For the first time since the Economist/YouGov Poll began asking in the summer whether or not they will get vaccinated against COVID-19 once a vaccine became available, half of Americans say they will. This is twice as many as those who reject vaccination, and includes a plurality of Republicans, who on occasion have been particularly resistant to vaccination.
The most accepting group are those who may need the vaccine most – people 65 and older. By nearly four to one they say they will get the vaccine, their highest acceptance ever. But no age group this week rejects the vaccine. However, another group that has been severely impacted by the pandemic – African-Americans – aren’t so sure about the vaccine. As many say they won’t be vaccinated as say they will, but even more say they just don’t know what they would do.
The positive news about effectiveness and safety – now for three different vaccines – clearly matters to Americans. Three in four are now convinced that the vaccine will be available to the general public by next summer. There are still worries about a fast-tracked vaccine’s safety: just over half of those who say they will be vaccinated are somewhat concerned about its safety. Those who say they won’t be vaccinated are particularly worried: nearly two-thirds of them describe themselves as very concerned about the safety of potential vaccines.

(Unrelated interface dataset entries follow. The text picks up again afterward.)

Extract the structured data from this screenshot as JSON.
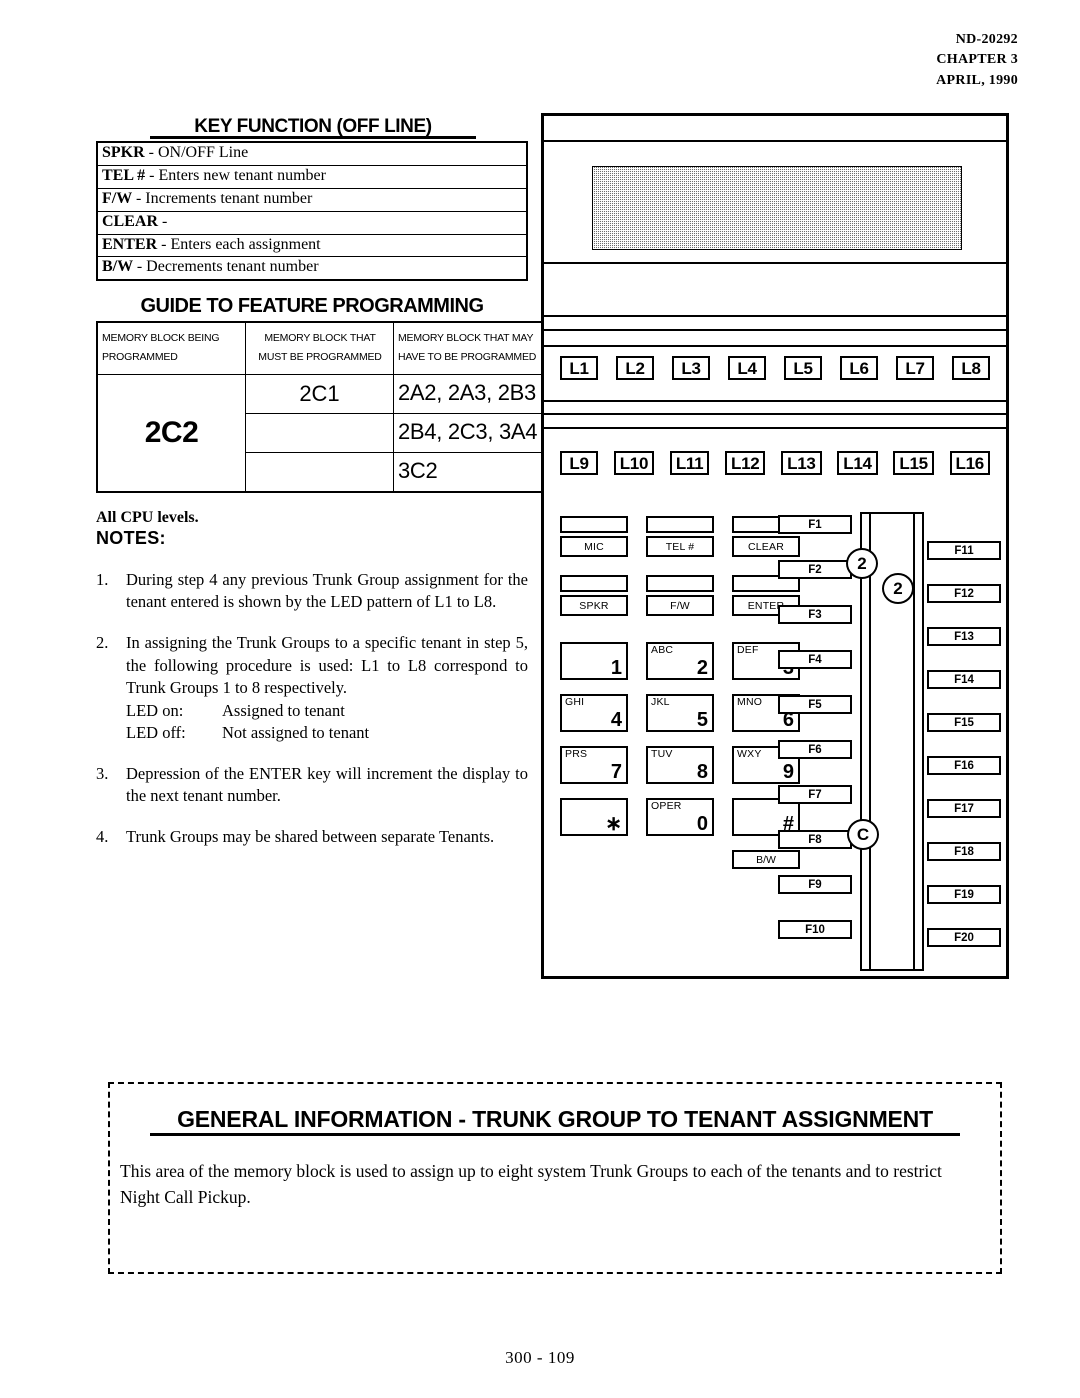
{
  "header": {
    "doc_number": "ND-20292",
    "chapter": "CHAPTER 3",
    "date": "APRIL, 1990"
  },
  "key_function": {
    "title": "KEY FUNCTION (OFF LINE)",
    "rows": [
      {
        "key": "SPKR",
        "desc": "- ON/OFF Line"
      },
      {
        "key": "TEL #",
        "desc": "-  Enters new tenant number"
      },
      {
        "key": "F/W",
        "desc": "-  Increments tenant number"
      },
      {
        "key": "CLEAR",
        "desc": "-"
      },
      {
        "key": "ENTER",
        "desc": "-   Enters each assignment"
      },
      {
        "key": "B/W",
        "desc": "- Decrements tenant number"
      }
    ]
  },
  "guide": {
    "title": "GUIDE TO FEATURE PROGRAMMING",
    "headers": {
      "being_programmed_l1": "MEMORY BLOCK BEING",
      "being_programmed_l2": "PROGRAMMED",
      "must_l1": "MEMORY BLOCK THAT",
      "must_l2": "MUST BE PROGRAMMED",
      "may_l1": "MEMORY BLOCK THAT MAY",
      "may_l2": "HAVE TO BE PROGRAMMED"
    },
    "block_being_programmed": "2C2",
    "must_be_programmed": [
      "2C1",
      "",
      ""
    ],
    "may_have_to_be_programmed": [
      "2A2, 2A3, 2B3",
      "2B4, 2C3, 3A4",
      "3C2"
    ]
  },
  "notes_section": {
    "cpu_levels": "All CPU levels.",
    "notes_label": "NOTES:",
    "notes": [
      {
        "num": "1.",
        "text": "During step 4 any previous Trunk Group assignment for the tenant entered is shown by the LED pattern of L1 to L8."
      },
      {
        "num": "2.",
        "text": "In assigning the Trunk Groups to a specific tenant in step 5, the following procedure is used: L1 to L8 correspond to Trunk Groups 1 to 8 respectively.",
        "led_on_label": "LED on:",
        "led_on_value": "Assigned to tenant",
        "led_off_label": "LED off:",
        "led_off_value": "Not assigned to tenant"
      },
      {
        "num": "3.",
        "text": "Depression of the ENTER key will increment the display to the next tenant number."
      },
      {
        "num": "4.",
        "text": "Trunk Groups may be shared between separate Tenants."
      }
    ]
  },
  "panel": {
    "line_keys_top": [
      "L1",
      "L2",
      "L3",
      "L4",
      "L5",
      "L6",
      "L7",
      "L8"
    ],
    "line_keys_bottom": [
      "L9",
      "L10",
      "L11",
      "L12",
      "L13",
      "L14",
      "L15",
      "L16"
    ],
    "function_keys": [
      {
        "label": "MIC"
      },
      {
        "label": "TEL #"
      },
      {
        "label": "CLEAR"
      },
      {
        "label": "SPKR"
      },
      {
        "label": "F/W"
      },
      {
        "label": "ENTER"
      }
    ],
    "keypad": [
      {
        "letters": "",
        "digit": "1"
      },
      {
        "letters": "ABC",
        "digit": "2"
      },
      {
        "letters": "DEF",
        "digit": "3"
      },
      {
        "letters": "GHI",
        "digit": "4"
      },
      {
        "letters": "JKL",
        "digit": "5"
      },
      {
        "letters": "MNO",
        "digit": "6"
      },
      {
        "letters": "PRS",
        "digit": "7"
      },
      {
        "letters": "TUV",
        "digit": "8"
      },
      {
        "letters": "WXY",
        "digit": "9"
      },
      {
        "letters": "",
        "digit": "∗"
      },
      {
        "letters": "OPER",
        "digit": "0"
      },
      {
        "letters": "",
        "digit": "#"
      }
    ],
    "bw_key": "B/W",
    "f_keys_left": [
      "F1",
      "F2",
      "F3",
      "F4",
      "F5",
      "F6",
      "F7",
      "F8",
      "F9",
      "F10"
    ],
    "f_keys_right": [
      "F11",
      "F12",
      "F13",
      "F14",
      "F15",
      "F16",
      "F17",
      "F18",
      "F19",
      "F20"
    ],
    "callouts": [
      "2",
      "2",
      "C"
    ]
  },
  "general_info": {
    "title": "GENERAL INFORMATION - TRUNK GROUP TO TENANT ASSIGNMENT",
    "body": "This area of the memory block is used to assign up to eight system Trunk Groups to each of the tenants and to restrict Night Call Pickup."
  },
  "footer": {
    "page": "300 - 109"
  }
}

Vaccines have not always provoked this sort of skepticism. In the first question asked about the Salk polio vaccine (by Gallup in 1954), 57% said they wanted their children to be vaccinated against polio. In 2009, 93% of the public in a Harvard School of Public Health survey believed childhood vaccinations against diseases like polio and measles, among others, were safe (59% described them as very safe).
As they did in 2009, most Americans accept vaccination in general.
Republicans are more likely to believe COVID-19/vaccine conspiracy theories
The survey put several vaccine theories to Americans. The idea that vaccines cause autism isn’t bought by 81% of Americans. Likewise, 87% say COVID-19 is not a hoax. However, fewer – 59% – reject the idea that the threat of coronavirus has been exaggerated for political reasons. These are much the same results as in March, at the start of the pandemic.
Belief in all three of conspiracy theories is higher among Republicans than Democrats, though the link to autism shows the smallest partisan difference. Believing any of these statements makes one less likely to be willing to get vaccinated. Only a third of those who believe the threat of coronavirus has been exaggerated say they will get vaccinated, just over one in five who say the coronavirus is a hoax will get vaccinated, and even fewer of those who believe vaccines cause autism would.
The role of politics in responses about vaccinations, as well as general coronavirus skepticism, have been important in how people view the pandemic. Three in ten Republicans (30%) but just 1% of Democrats believe it is safe to stop social distancing now. While eight in ten Democrats always wear a mask when they go out of their home, just half of Republicans do. While nearly half of Republicans worry about contracting COVID-19, that percentage is dwarfed by the 82% of Democrats who say that.
Methodology: The Economist survey was conducted by YouGov using a nationally representative sample of 1,500 registered voters interviewed online between November 21 - 24, 2020. This sample was weighted according to gender, age, race, and education based on the American Community Survey, conducted by the US Bureau of the Census, as well as 2018 registration status, geographic region, and news interest. Respondents were selected from YouGov’s opt-in panel to be representative of all US citizens. The margin of error is approximately 3.2% for the overall sample.